The nursing shortage is still all a-buzz these days due to the obvious state of our health care system and of course the tough ever-revolving need for nurses. I for one keep hearing about how the nursing shortage will double or triple over the next decade due to the increasing age of our present work-force, the increasing age and life longevity if the ill and elderly, and the imbalance of new nurses entering the workforce vs. nurses on the verge of retirement.
A new survey that was just released from 2008 shows that our nursing shortage and our workforce are â€˜for the moment’ stabilizing.
Taking this poll with a grain of salt and keeping in mind this was 2 years ago — it is encouraging to know our profession is making a great attempt at meeting the demands of the approaching shortage.
Here are some of the highlights:
- The U.S. has more licensed registered nurses (RNs) than ever (an estimated 3,063,163 — a 5.3 percent increase since the last survey in 2004)

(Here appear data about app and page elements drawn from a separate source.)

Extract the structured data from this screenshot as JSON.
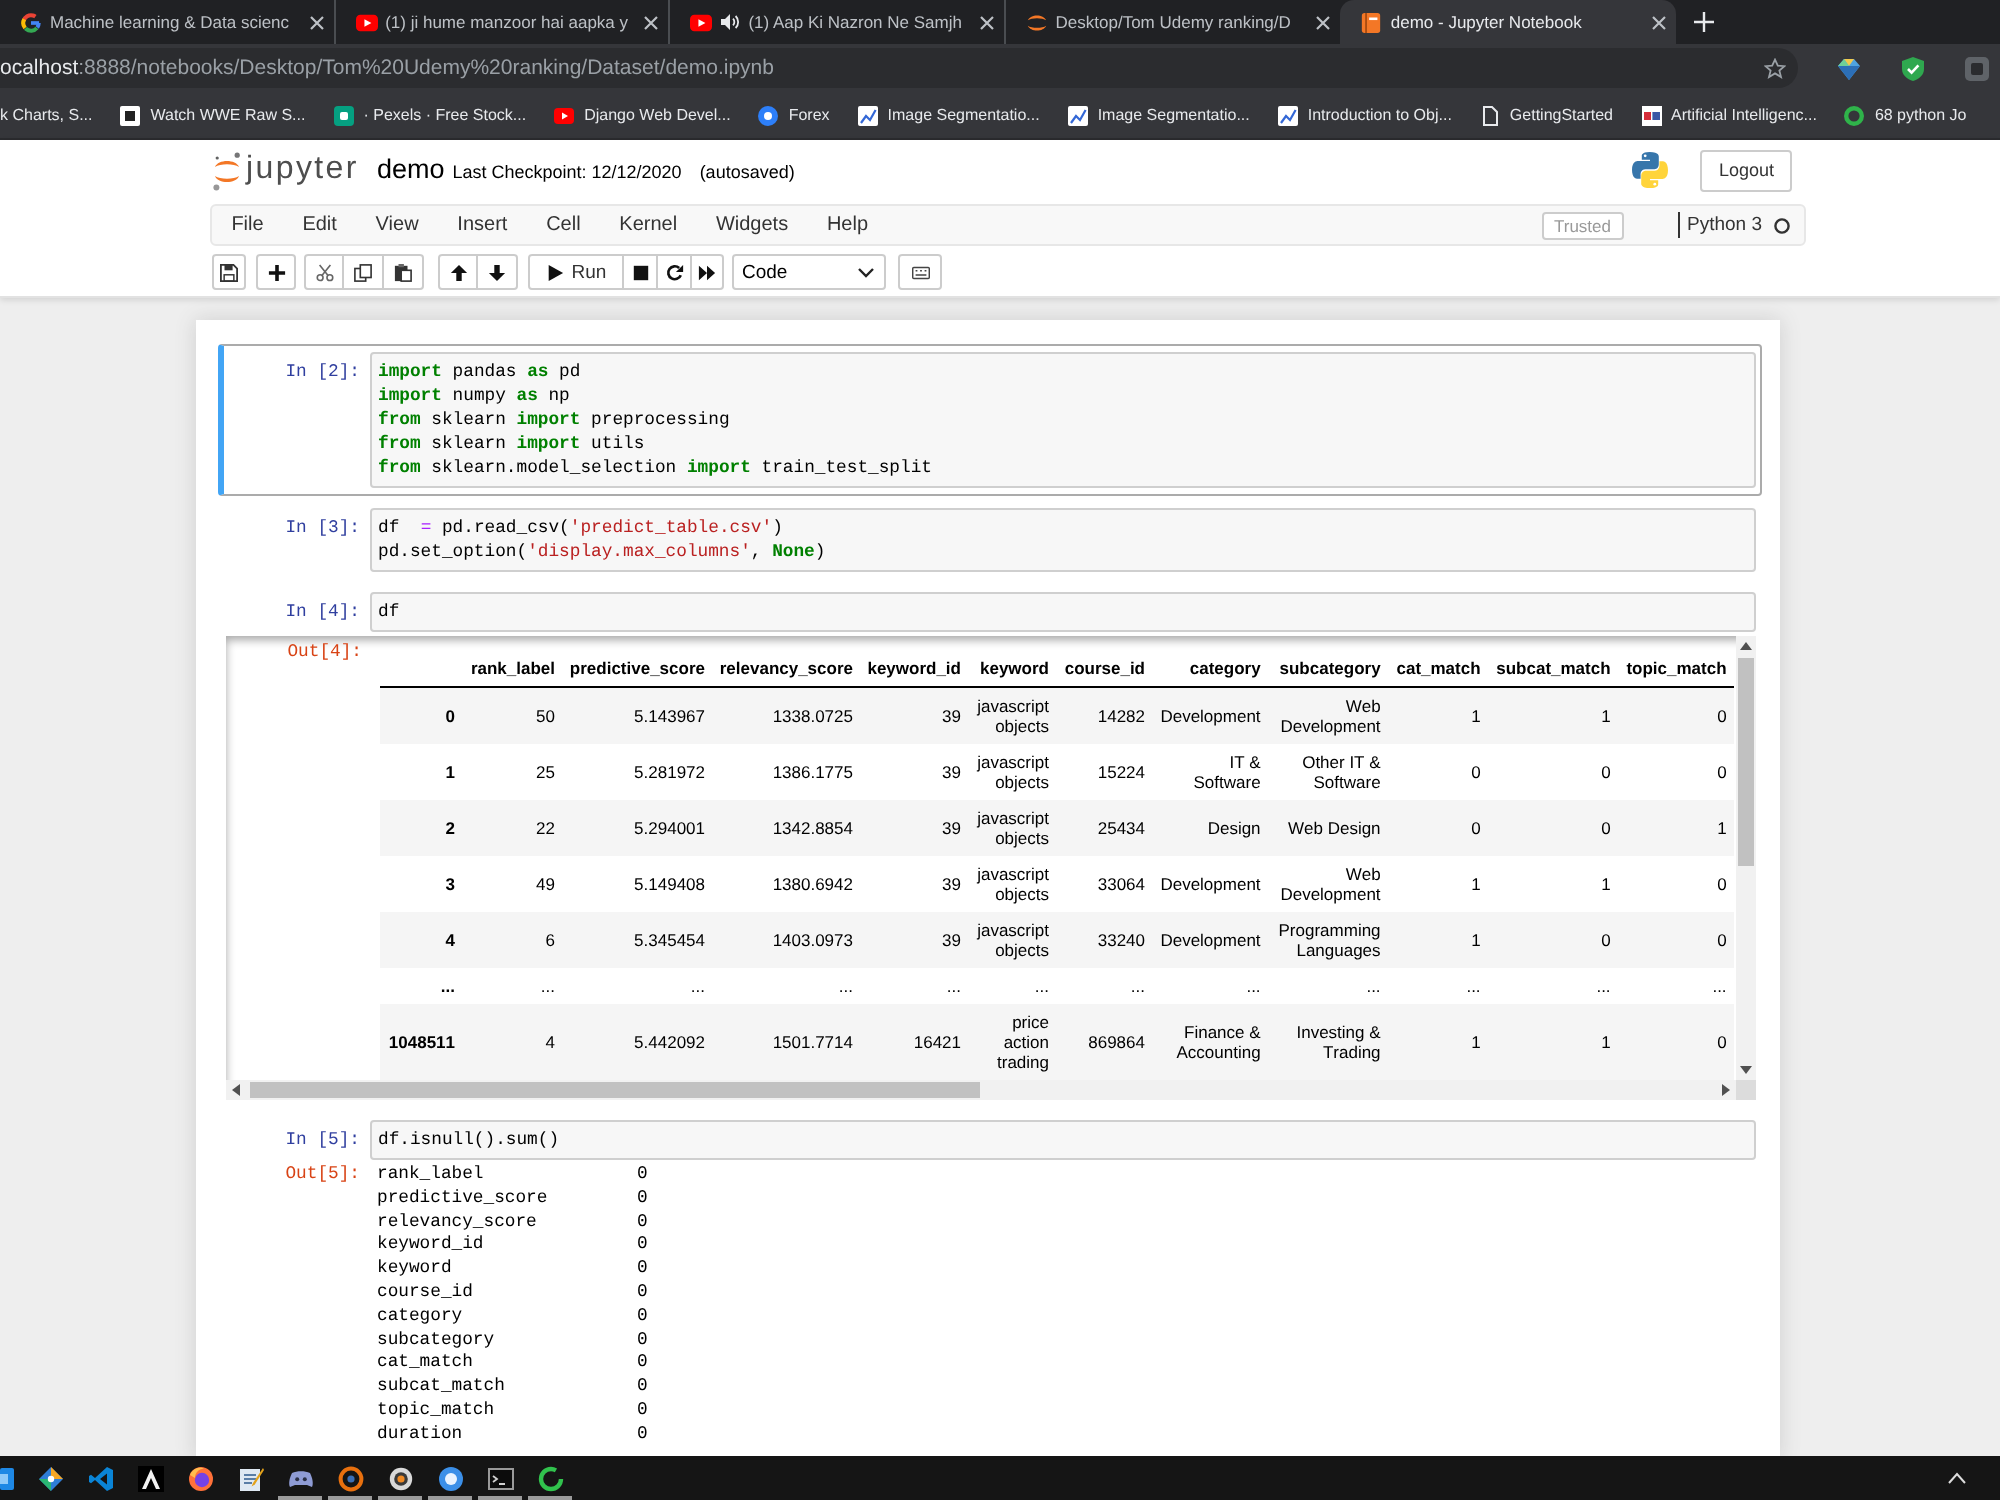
{
  "browser": {
    "tabs": [
      {
        "title": "Machine learning & Data scienc",
        "kind": "ring",
        "selected": false,
        "audio": false
      },
      {
        "title": "(1) ji hume manzoor hai aapka y",
        "kind": "play",
        "selected": false,
        "audio": false
      },
      {
        "title": "(1) Aap Ki Nazron Ne Samjh",
        "kind": "play",
        "selected": false,
        "audio": true
      },
      {
        "title": "Desktop/Tom Udemy ranking/D",
        "kind": "orbit",
        "selected": false,
        "audio": false
      },
      {
        "title": "demo - Jupyter Notebook",
        "kind": "book",
        "selected": true,
        "audio": false
      }
    ],
    "address": {
      "host": "ocalhost",
      "path": ":8888/notebooks/Desktop/Tom%20Udemy%20ranking/Dataset/demo.ipynb"
    },
    "bookmarks": [
      {
        "label": "k Charts, S...",
        "kind": "none"
      },
      {
        "label": "Watch WWE Raw S...",
        "kind": "page"
      },
      {
        "label": "· Pexels · Free Stock...",
        "kind": "tile"
      },
      {
        "label": "Django Web Devel...",
        "kind": "play"
      },
      {
        "label": "Forex",
        "kind": "circle"
      },
      {
        "label": "Image Segmentatio...",
        "kind": "chart"
      },
      {
        "label": "Image Segmentatio...",
        "kind": "chart"
      },
      {
        "label": "Introduction to Obj...",
        "kind": "chart"
      },
      {
        "label": "GettingStarted",
        "kind": "document"
      },
      {
        "label": "Artificial Intelligenc...",
        "kind": "label"
      },
      {
        "label": "68 python Jo",
        "kind": "ring"
      }
    ]
  },
  "notebook": {
    "logo_text": "jupyter",
    "name": "demo",
    "checkpoint": "Last Checkpoint: 12/12/2020",
    "autosave": "(autosaved)",
    "logout": "Logout"
  },
  "menu": {
    "items": [
      "File",
      "Edit",
      "View",
      "Insert",
      "Cell",
      "Kernel",
      "Widgets",
      "Help"
    ],
    "trusted": "Trusted",
    "kernel": "Python 3",
    "kernel_busy": false
  },
  "toolbar": {
    "run": "Run",
    "cell_type": "Code"
  },
  "cells": [
    {
      "prompt": "In [2]:",
      "selected": true,
      "code": [
        [
          {
            "kind": "keyword",
            "text": "import"
          },
          {
            "kind": "plain",
            "text": " pandas "
          },
          {
            "kind": "keyword",
            "text": "as"
          },
          {
            "kind": "plain",
            "text": " pd"
          }
        ],
        [
          {
            "kind": "keyword",
            "text": "import"
          },
          {
            "kind": "plain",
            "text": " numpy "
          },
          {
            "kind": "keyword",
            "text": "as"
          },
          {
            "kind": "plain",
            "text": " np"
          }
        ],
        [
          {
            "kind": "keyword",
            "text": "from"
          },
          {
            "kind": "plain",
            "text": " sklearn "
          },
          {
            "kind": "keyword",
            "text": "import"
          },
          {
            "kind": "plain",
            "text": " preprocessing"
          }
        ],
        [
          {
            "kind": "keyword",
            "text": "from"
          },
          {
            "kind": "plain",
            "text": " sklearn "
          },
          {
            "kind": "keyword",
            "text": "import"
          },
          {
            "kind": "plain",
            "text": " utils"
          }
        ],
        [
          {
            "kind": "keyword",
            "text": "from"
          },
          {
            "kind": "plain",
            "text": " sklearn.model_selection "
          },
          {
            "kind": "keyword",
            "text": "import"
          },
          {
            "kind": "plain",
            "text": " train_test_split"
          }
        ]
      ]
    },
    {
      "prompt": "In [3]:",
      "selected": false,
      "code": [
        [
          {
            "kind": "plain",
            "text": "df  "
          },
          {
            "kind": "operator",
            "text": "="
          },
          {
            "kind": "plain",
            "text": " pd.read_csv("
          },
          {
            "kind": "string",
            "text": "'predict_table.csv'"
          },
          {
            "kind": "plain",
            "text": ")"
          }
        ],
        [
          {
            "kind": "plain",
            "text": "pd.set_option("
          },
          {
            "kind": "string",
            "text": "'display.max_columns'"
          },
          {
            "kind": "plain",
            "text": ", "
          },
          {
            "kind": "keyword",
            "text": "None"
          },
          {
            "kind": "plain",
            "text": ")"
          }
        ]
      ]
    },
    {
      "prompt": "In [4]:",
      "selected": false,
      "code": [
        [
          {
            "kind": "plain",
            "text": "df"
          }
        ]
      ],
      "output": {
        "kind": "dataframe",
        "prompt": "Out[4]:",
        "columns": [
          "rank_label",
          "predictive_score",
          "relevancy_score",
          "keyword_id",
          "keyword",
          "course_id",
          "category",
          "subcategory",
          "cat_match",
          "subcat_match",
          "topic_match"
        ],
        "rows": [
          {
            "index": "0",
            "cells": [
              "50",
              "5.143967",
              "1338.0725",
              "39",
              "javascript objects",
              "14282",
              "Development",
              "Web Development",
              "1",
              "1",
              "0"
            ]
          },
          {
            "index": "1",
            "cells": [
              "25",
              "5.281972",
              "1386.1775",
              "39",
              "javascript objects",
              "15224",
              "IT & Software",
              "Other IT & Software",
              "0",
              "0",
              "0"
            ]
          },
          {
            "index": "2",
            "cells": [
              "22",
              "5.294001",
              "1342.8854",
              "39",
              "javascript objects",
              "25434",
              "Design",
              "Web Design",
              "0",
              "0",
              "1"
            ]
          },
          {
            "index": "3",
            "cells": [
              "49",
              "5.149408",
              "1380.6942",
              "39",
              "javascript objects",
              "33064",
              "Development",
              "Web Development",
              "1",
              "1",
              "0"
            ]
          },
          {
            "index": "4",
            "cells": [
              "6",
              "5.345454",
              "1403.0973",
              "39",
              "javascript objects",
              "33240",
              "Development",
              "Programming Languages",
              "1",
              "0",
              "0"
            ]
          },
          {
            "index": "...",
            "cells": [
              "...",
              "...",
              "...",
              "...",
              "...",
              "...",
              "...",
              "...",
              "...",
              "...",
              "..."
            ]
          },
          {
            "index": "1048511",
            "cells": [
              "4",
              "5.442092",
              "1501.7714",
              "16421",
              "price action trading",
              "869864",
              "Finance & Accounting",
              "Investing & Trading",
              "1",
              "1",
              "0"
            ]
          }
        ]
      }
    },
    {
      "prompt": "In [5]:",
      "selected": false,
      "code": [
        [
          {
            "kind": "plain",
            "text": "df.isnull().sum()"
          }
        ]
      ],
      "output": {
        "kind": "series",
        "prompt": "Out[5]:",
        "rows": [
          {
            "label": "rank_label",
            "value": "0"
          },
          {
            "label": "predictive_score",
            "value": "0"
          },
          {
            "label": "relevancy_score",
            "value": "0"
          },
          {
            "label": "keyword_id",
            "value": "0"
          },
          {
            "label": "keyword",
            "value": "0"
          },
          {
            "label": "course_id",
            "value": "0"
          },
          {
            "label": "category",
            "value": "0"
          },
          {
            "label": "subcategory",
            "value": "0"
          },
          {
            "label": "cat_match",
            "value": "0"
          },
          {
            "label": "subcat_match",
            "value": "0"
          },
          {
            "label": "topic_match",
            "value": "0"
          },
          {
            "label": "duration",
            "value": "0"
          }
        ]
      }
    }
  ],
  "taskbar": {
    "apps": [
      {
        "kind": "tile",
        "running": false
      },
      {
        "kind": "diamond",
        "running": false
      },
      {
        "kind": "ribbon",
        "running": false
      },
      {
        "kind": "emblem",
        "running": false
      },
      {
        "kind": "globe",
        "running": false
      },
      {
        "kind": "notepad",
        "running": false
      },
      {
        "kind": "gamepad",
        "running": true
      },
      {
        "kind": "target",
        "running": true
      },
      {
        "kind": "aperture",
        "running": true
      },
      {
        "kind": "circle",
        "running": true
      },
      {
        "kind": "terminal",
        "running": true
      },
      {
        "kind": "ring",
        "running": true
      }
    ]
  }
}
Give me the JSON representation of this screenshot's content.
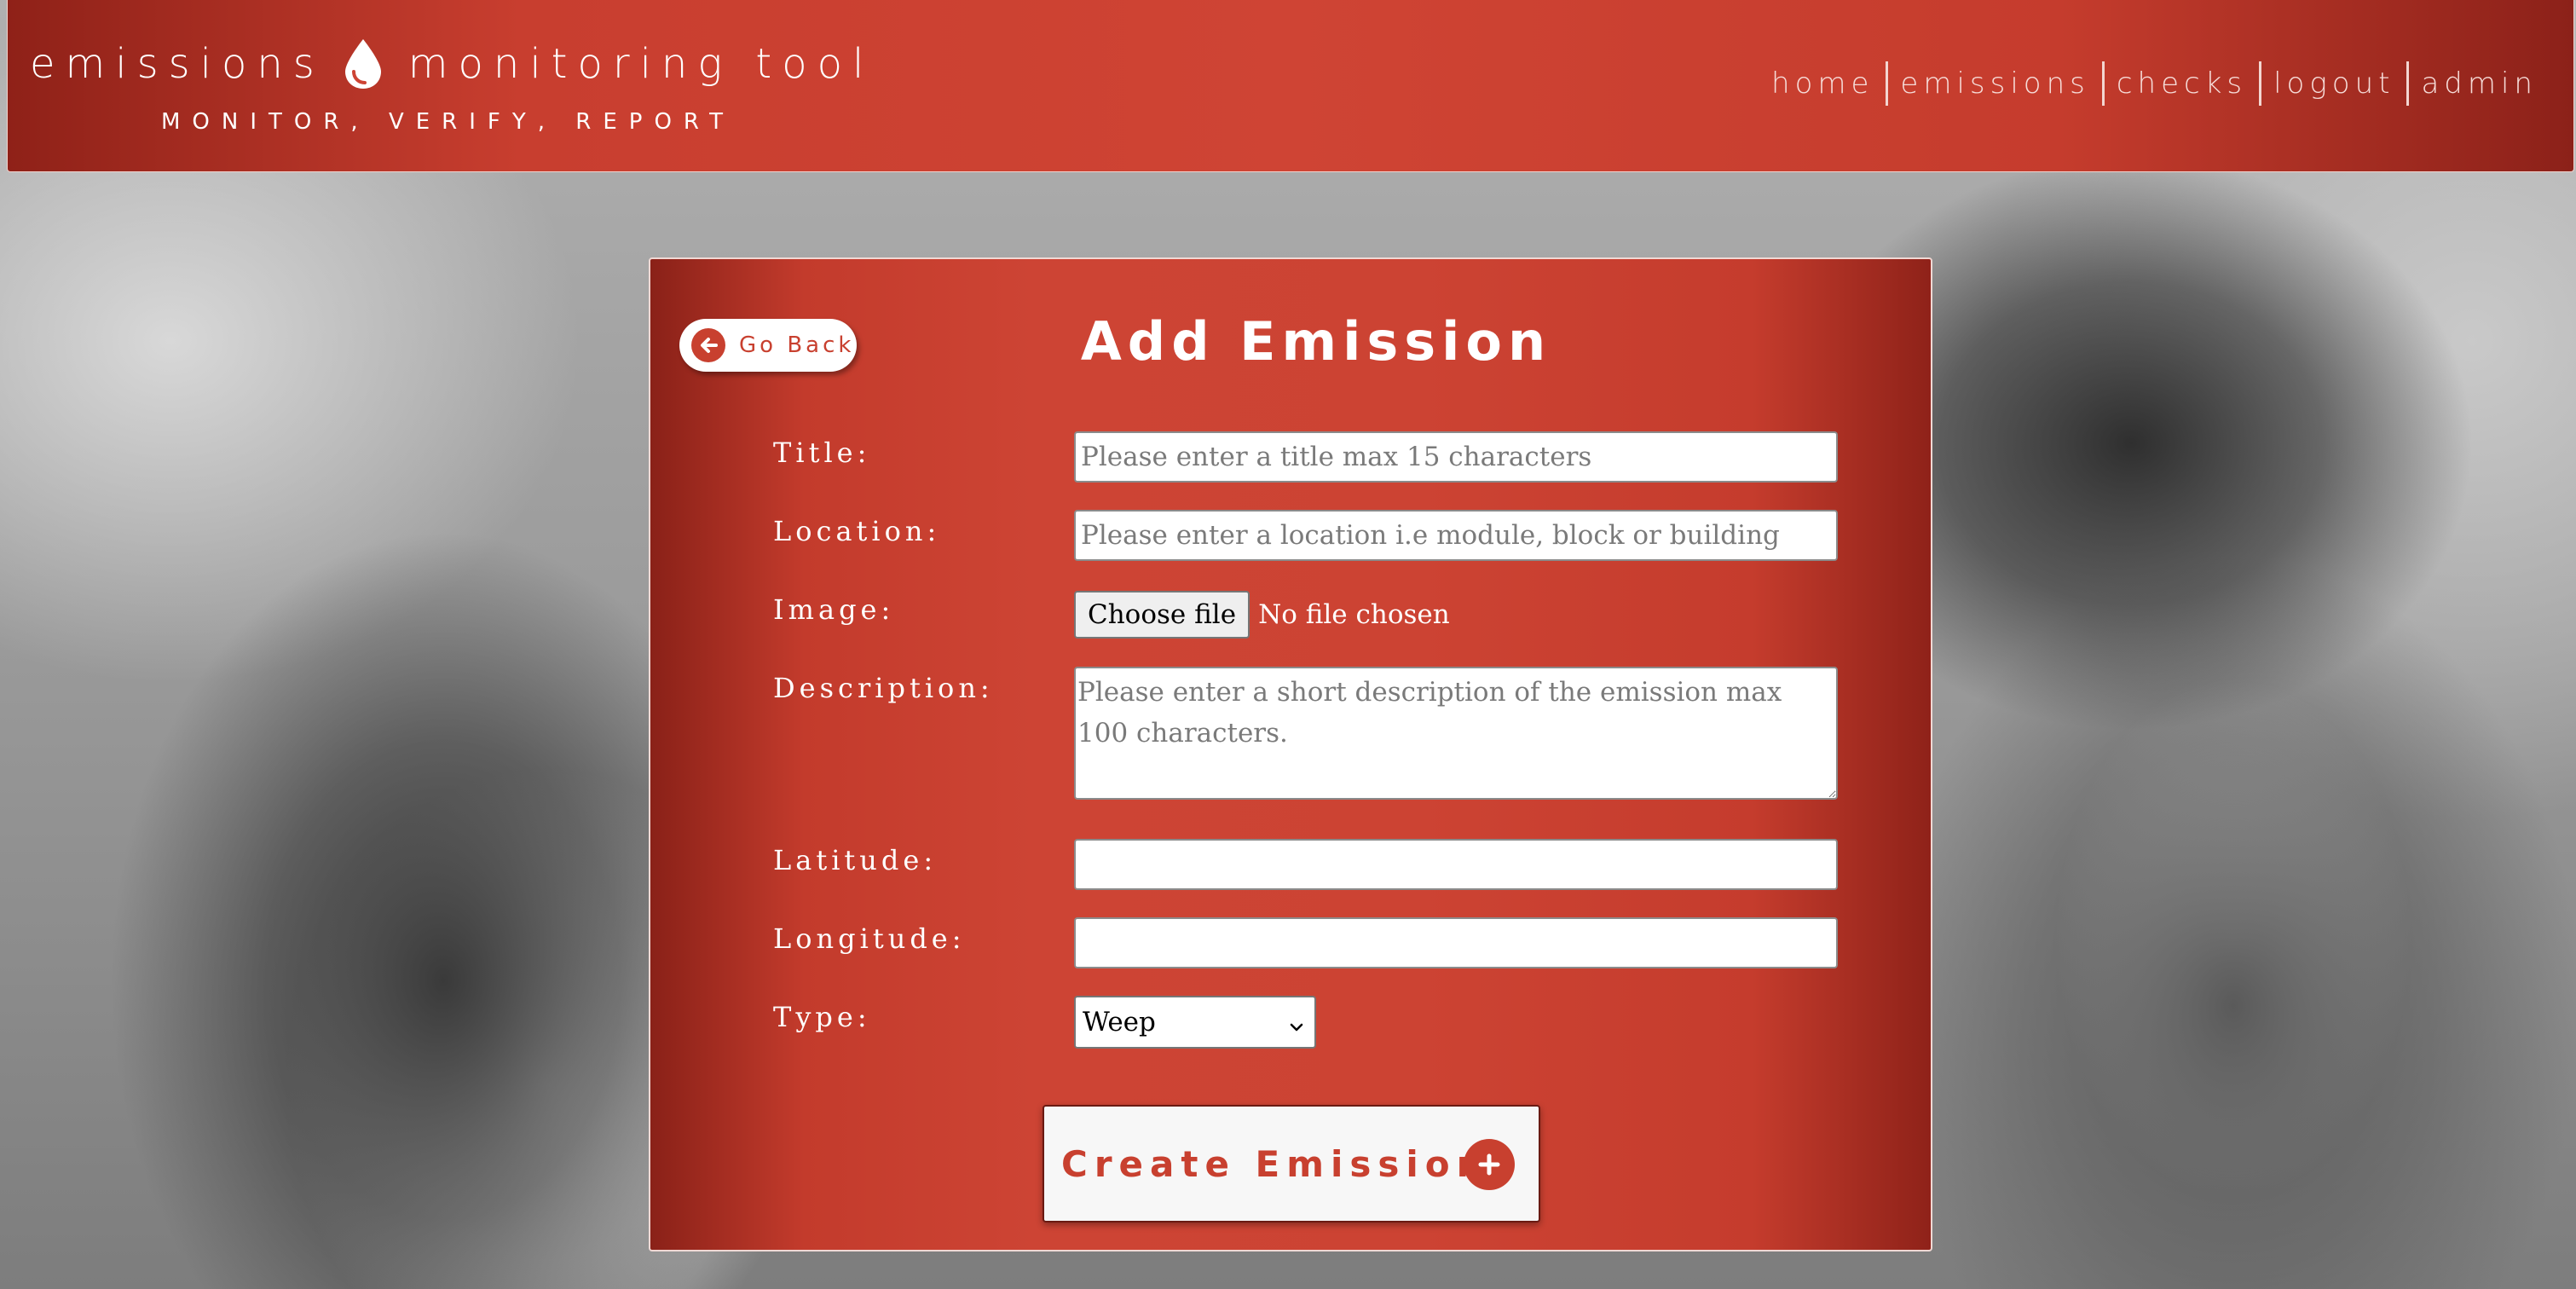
{
  "header": {
    "brand_left": "emissions",
    "brand_right": "monitoring tool",
    "tagline": "MONITOR, VERIFY, REPORT",
    "nav": {
      "home": "home",
      "emissions": "emissions",
      "checks": "checks",
      "logout": "logout",
      "admin": "admin"
    }
  },
  "form": {
    "go_back": "Go Back",
    "title": "Add Emission",
    "labels": {
      "title": "Title:",
      "location": "Location:",
      "image": "Image:",
      "description": "Description:",
      "latitude": "Latitude:",
      "longitude": "Longitude:",
      "type": "Type:"
    },
    "placeholders": {
      "title": "Please enter a title max 15 characters",
      "location": "Please enter a location i.e module, block or building",
      "description": "Please enter a short description of the emission max 100 characters."
    },
    "values": {
      "latitude": "",
      "longitude": ""
    },
    "file": {
      "button": "Choose file",
      "status": "No file chosen"
    },
    "type_selected": "Weep",
    "submit": "Create Emission"
  },
  "colors": {
    "brand_red": "#cd4434",
    "dark_red": "#8c2119",
    "white": "#ffffff"
  },
  "icons": {
    "brand": "water-drop-icon",
    "go_back": "arrow-left-circle-icon",
    "submit": "plus-circle-icon",
    "select": "chevron-down-icon"
  }
}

- One-third (33.7 percent) of RNs beginning their careers did so with a bachelor’s degree, up from 31 percent in 2004 and twice as many as in 1980.
- Although the number of RNs younger than 40 dropped steadily between 1980 and 2004, there was an increase in 2008 and they now comprise 29.5 percent of all RNs
Read the rest of the report here: 2008 National Sample Survey of Registered Nurses
What do ya think? Good? Bad? Neither?
I’d love to hear your thoughts on this.